[[ Extracted entries open ]]
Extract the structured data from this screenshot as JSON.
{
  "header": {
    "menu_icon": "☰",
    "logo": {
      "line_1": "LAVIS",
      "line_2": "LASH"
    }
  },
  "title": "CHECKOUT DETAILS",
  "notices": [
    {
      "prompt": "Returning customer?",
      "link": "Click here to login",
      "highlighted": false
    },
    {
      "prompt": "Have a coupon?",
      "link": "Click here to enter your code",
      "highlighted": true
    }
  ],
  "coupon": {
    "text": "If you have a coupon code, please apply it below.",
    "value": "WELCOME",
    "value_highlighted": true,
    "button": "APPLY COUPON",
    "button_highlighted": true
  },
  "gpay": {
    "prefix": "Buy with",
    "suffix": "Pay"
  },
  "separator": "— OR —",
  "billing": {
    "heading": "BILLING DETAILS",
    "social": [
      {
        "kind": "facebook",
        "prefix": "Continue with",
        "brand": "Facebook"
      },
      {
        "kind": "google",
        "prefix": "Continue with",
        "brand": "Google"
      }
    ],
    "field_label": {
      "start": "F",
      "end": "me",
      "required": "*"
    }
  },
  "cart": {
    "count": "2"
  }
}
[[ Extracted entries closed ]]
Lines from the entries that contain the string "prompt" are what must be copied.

## Solution to this task
      "prompt": "Returning customer?",
      "prompt": "Have a coupon?",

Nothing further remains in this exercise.